(Given records)

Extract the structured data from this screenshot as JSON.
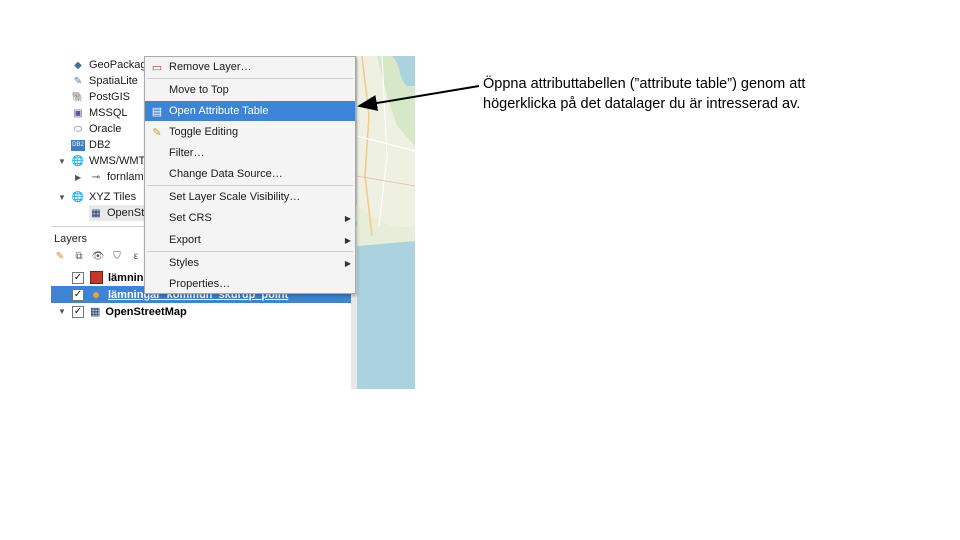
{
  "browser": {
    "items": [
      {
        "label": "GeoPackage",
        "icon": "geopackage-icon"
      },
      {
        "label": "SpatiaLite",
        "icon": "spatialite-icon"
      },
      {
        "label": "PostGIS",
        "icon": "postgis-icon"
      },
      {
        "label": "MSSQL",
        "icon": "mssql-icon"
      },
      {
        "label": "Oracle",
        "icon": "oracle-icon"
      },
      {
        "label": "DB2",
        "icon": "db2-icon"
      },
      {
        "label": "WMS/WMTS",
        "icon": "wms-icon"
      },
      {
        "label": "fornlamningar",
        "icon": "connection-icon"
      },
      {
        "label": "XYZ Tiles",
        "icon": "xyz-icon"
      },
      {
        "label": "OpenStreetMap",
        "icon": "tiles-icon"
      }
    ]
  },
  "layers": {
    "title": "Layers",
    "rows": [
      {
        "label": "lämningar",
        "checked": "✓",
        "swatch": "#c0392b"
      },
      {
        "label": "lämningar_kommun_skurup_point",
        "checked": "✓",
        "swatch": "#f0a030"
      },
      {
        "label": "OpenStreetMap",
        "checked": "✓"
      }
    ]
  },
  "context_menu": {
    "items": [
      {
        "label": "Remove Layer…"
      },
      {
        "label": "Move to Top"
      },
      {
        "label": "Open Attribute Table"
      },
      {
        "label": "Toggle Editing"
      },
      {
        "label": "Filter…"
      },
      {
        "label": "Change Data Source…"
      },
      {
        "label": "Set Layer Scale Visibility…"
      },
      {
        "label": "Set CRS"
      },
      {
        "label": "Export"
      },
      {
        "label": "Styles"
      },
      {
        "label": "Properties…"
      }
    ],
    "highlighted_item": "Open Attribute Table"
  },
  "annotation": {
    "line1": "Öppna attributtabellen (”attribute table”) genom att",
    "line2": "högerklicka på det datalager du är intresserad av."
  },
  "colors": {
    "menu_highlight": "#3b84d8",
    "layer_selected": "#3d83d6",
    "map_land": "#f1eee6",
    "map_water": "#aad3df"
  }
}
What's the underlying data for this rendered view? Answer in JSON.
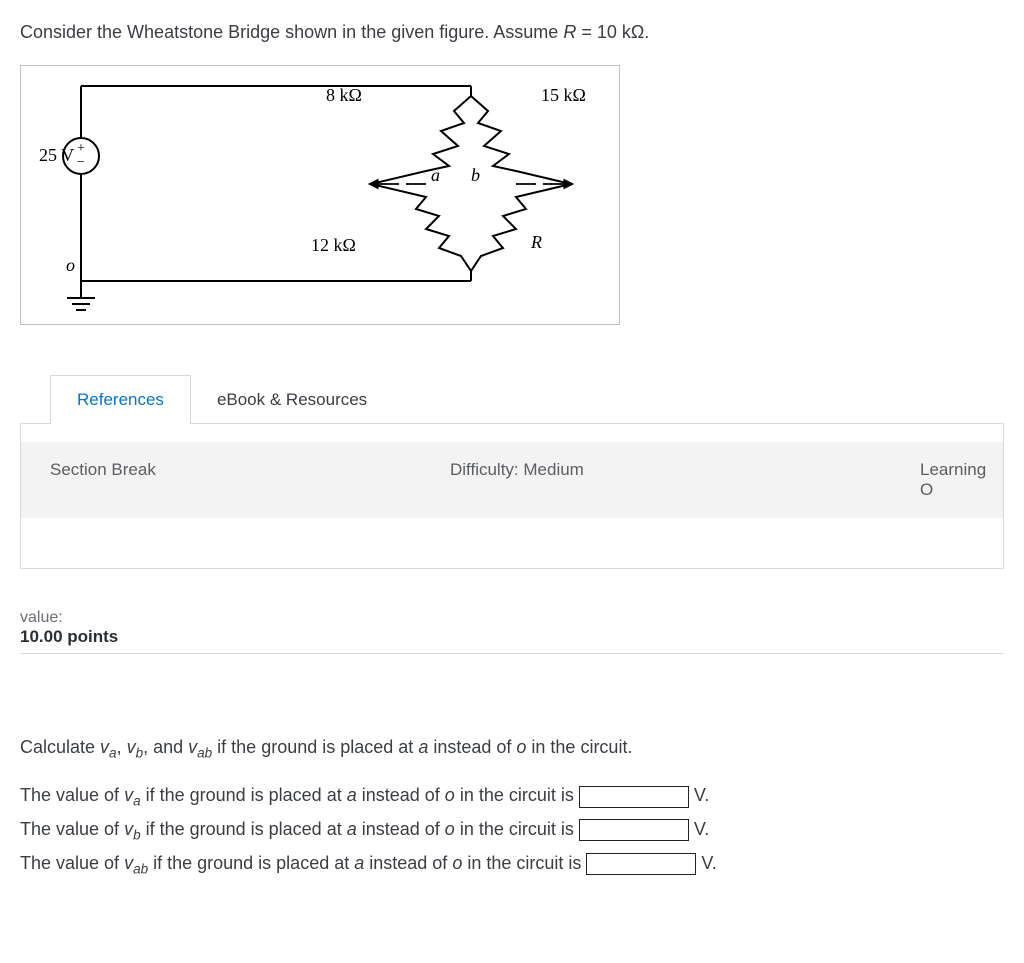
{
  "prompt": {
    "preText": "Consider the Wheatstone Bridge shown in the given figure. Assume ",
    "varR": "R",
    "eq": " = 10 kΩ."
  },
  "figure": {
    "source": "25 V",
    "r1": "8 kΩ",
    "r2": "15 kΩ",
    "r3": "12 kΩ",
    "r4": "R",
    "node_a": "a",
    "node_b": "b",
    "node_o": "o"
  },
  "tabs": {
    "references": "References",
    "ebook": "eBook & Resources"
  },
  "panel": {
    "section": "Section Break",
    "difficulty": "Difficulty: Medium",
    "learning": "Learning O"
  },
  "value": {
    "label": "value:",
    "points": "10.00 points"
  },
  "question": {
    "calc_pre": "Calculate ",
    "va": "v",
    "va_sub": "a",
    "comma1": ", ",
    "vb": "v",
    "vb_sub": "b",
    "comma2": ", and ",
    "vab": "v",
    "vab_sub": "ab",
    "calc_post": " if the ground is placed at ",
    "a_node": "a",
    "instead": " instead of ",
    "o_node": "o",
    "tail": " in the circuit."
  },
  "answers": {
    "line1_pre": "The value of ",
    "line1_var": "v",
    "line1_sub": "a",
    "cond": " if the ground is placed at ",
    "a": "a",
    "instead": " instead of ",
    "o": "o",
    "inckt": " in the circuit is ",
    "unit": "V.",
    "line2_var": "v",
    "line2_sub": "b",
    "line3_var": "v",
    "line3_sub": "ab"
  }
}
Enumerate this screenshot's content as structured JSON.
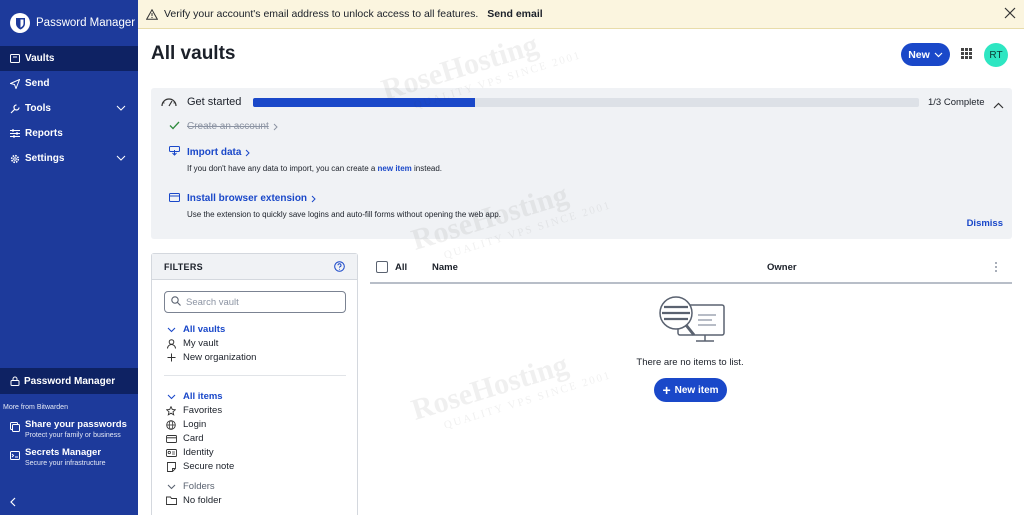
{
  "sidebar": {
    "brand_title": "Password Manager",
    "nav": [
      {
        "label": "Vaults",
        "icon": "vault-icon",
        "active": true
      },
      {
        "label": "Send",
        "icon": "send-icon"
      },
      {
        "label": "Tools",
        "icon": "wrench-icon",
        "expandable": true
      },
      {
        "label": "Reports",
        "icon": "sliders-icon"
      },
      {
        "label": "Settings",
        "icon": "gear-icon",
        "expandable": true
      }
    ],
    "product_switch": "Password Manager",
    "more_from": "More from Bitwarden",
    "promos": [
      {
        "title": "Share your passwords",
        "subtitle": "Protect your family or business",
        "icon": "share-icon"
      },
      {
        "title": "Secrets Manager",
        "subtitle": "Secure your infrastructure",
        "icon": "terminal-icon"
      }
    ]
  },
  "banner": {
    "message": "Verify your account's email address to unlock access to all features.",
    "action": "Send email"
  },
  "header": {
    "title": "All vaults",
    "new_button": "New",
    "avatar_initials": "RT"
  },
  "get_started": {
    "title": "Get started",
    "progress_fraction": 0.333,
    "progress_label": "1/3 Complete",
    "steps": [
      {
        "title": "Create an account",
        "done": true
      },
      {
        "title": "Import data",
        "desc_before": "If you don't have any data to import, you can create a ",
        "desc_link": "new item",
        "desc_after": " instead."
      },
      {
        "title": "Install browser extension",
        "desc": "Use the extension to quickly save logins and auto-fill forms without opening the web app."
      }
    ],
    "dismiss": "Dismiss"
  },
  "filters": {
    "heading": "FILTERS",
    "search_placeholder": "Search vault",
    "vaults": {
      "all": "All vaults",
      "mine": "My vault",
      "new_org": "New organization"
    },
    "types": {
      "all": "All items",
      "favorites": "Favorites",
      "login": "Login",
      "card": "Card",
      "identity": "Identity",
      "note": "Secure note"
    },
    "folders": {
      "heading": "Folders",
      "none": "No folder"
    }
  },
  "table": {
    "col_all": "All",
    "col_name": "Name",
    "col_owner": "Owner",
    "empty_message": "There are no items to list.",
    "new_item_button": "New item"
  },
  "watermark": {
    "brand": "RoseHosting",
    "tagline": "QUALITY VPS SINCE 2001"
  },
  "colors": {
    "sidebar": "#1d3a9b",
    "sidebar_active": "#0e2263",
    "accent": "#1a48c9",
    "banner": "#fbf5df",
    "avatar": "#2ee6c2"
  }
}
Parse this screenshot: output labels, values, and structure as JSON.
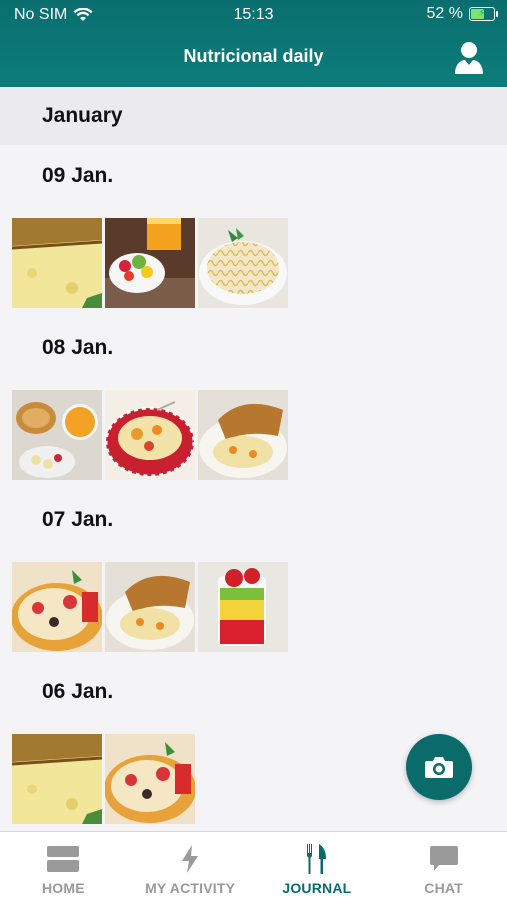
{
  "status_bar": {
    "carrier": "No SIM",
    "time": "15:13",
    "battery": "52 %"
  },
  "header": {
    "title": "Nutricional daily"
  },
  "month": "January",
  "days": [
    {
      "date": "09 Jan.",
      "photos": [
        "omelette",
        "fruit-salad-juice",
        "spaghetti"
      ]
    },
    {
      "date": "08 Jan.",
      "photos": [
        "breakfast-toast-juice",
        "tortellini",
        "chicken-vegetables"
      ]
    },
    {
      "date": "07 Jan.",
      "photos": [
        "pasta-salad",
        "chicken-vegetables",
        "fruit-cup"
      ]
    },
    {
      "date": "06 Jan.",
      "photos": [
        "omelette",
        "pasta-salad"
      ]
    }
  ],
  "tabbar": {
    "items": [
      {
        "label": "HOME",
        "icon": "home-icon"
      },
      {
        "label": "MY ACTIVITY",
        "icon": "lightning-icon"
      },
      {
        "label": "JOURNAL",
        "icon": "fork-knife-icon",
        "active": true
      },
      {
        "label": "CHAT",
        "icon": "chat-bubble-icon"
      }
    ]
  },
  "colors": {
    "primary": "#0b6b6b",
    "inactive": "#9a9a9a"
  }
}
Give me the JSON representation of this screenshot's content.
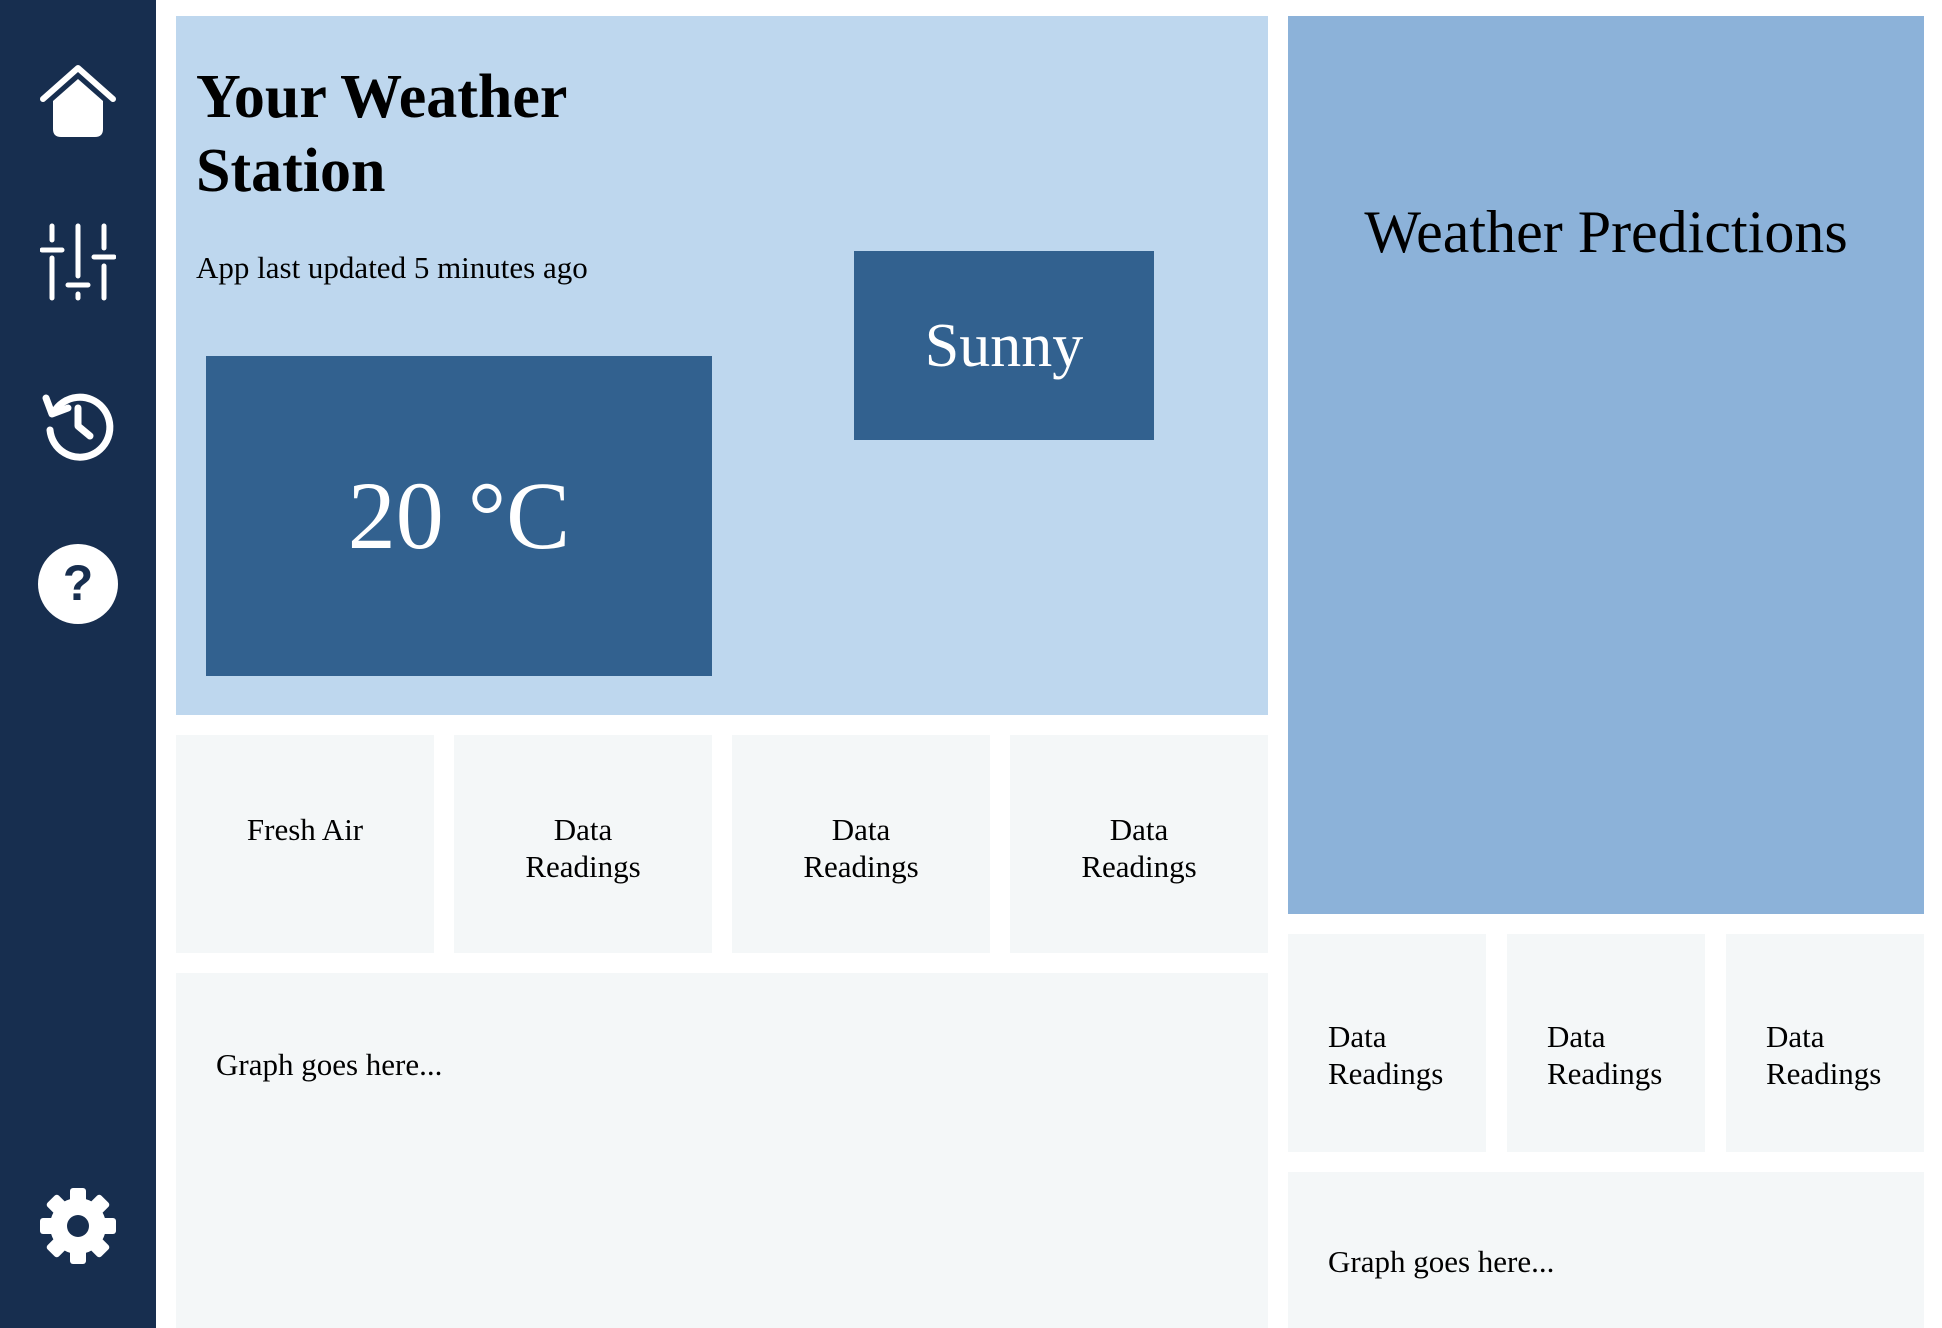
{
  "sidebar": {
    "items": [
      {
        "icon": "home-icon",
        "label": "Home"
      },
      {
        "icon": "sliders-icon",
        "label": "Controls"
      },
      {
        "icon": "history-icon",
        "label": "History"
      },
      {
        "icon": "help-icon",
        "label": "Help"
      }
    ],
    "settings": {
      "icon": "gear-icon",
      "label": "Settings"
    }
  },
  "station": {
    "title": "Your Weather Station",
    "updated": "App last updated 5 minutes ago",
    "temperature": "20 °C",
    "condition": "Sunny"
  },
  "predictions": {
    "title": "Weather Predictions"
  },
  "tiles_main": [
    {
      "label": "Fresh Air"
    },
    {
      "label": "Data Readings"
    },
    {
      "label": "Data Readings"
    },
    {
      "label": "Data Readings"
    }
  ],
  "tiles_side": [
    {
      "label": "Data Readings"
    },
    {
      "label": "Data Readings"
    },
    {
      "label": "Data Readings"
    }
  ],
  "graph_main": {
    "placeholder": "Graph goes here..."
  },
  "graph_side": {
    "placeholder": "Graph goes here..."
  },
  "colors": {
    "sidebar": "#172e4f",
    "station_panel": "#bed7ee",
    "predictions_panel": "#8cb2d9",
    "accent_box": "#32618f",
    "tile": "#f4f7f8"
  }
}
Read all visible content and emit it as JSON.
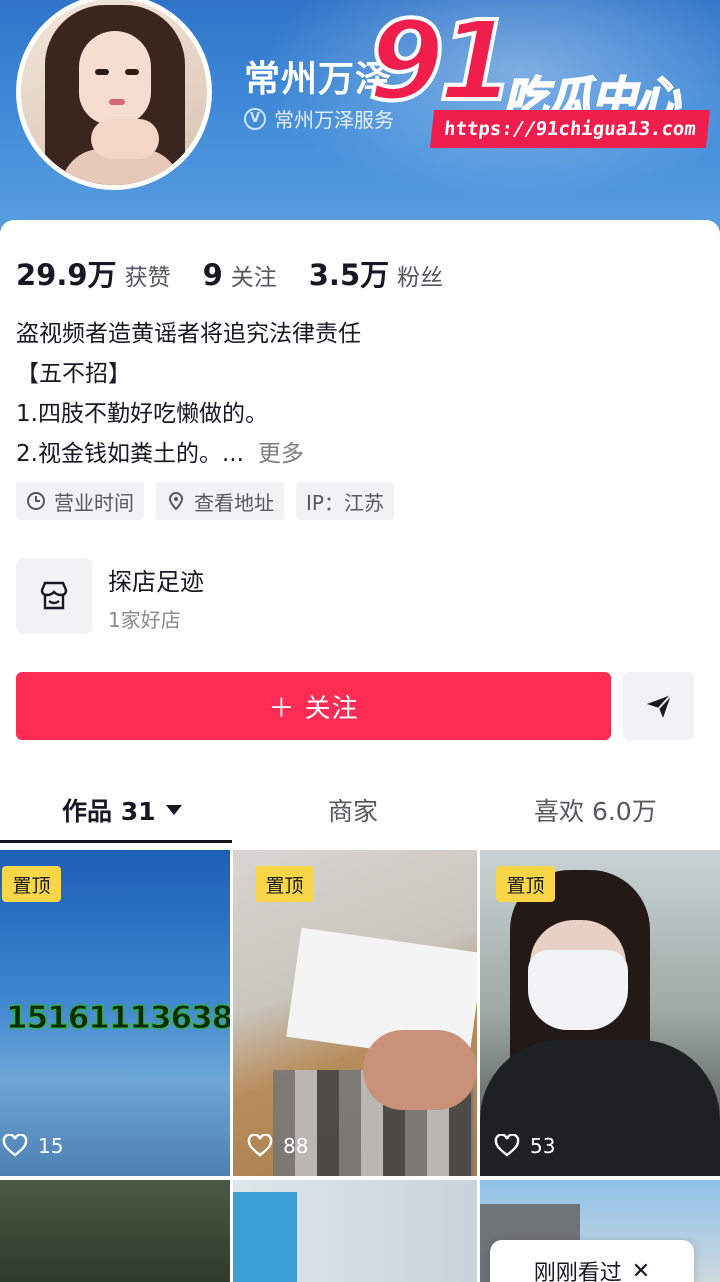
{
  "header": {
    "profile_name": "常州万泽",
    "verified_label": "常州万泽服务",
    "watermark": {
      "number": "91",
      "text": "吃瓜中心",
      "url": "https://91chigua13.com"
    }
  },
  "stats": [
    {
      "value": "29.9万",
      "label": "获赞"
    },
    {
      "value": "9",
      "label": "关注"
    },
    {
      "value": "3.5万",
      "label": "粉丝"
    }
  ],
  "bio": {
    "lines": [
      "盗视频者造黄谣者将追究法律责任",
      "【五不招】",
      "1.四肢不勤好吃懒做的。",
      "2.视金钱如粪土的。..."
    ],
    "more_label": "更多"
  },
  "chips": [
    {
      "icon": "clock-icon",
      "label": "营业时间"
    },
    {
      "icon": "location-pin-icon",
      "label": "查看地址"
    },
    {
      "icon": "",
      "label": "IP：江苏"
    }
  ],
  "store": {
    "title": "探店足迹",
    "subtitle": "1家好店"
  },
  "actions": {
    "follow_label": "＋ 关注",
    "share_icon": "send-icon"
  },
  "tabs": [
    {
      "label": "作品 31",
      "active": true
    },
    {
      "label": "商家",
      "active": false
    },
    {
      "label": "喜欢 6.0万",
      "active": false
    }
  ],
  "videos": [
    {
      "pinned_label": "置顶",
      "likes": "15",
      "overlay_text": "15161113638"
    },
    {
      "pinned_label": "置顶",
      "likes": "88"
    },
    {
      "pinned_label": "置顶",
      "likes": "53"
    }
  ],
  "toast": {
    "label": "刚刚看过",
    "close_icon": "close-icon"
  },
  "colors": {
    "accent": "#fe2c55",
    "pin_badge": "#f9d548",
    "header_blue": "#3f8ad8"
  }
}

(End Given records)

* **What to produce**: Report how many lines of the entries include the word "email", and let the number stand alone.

* **Reply**: 2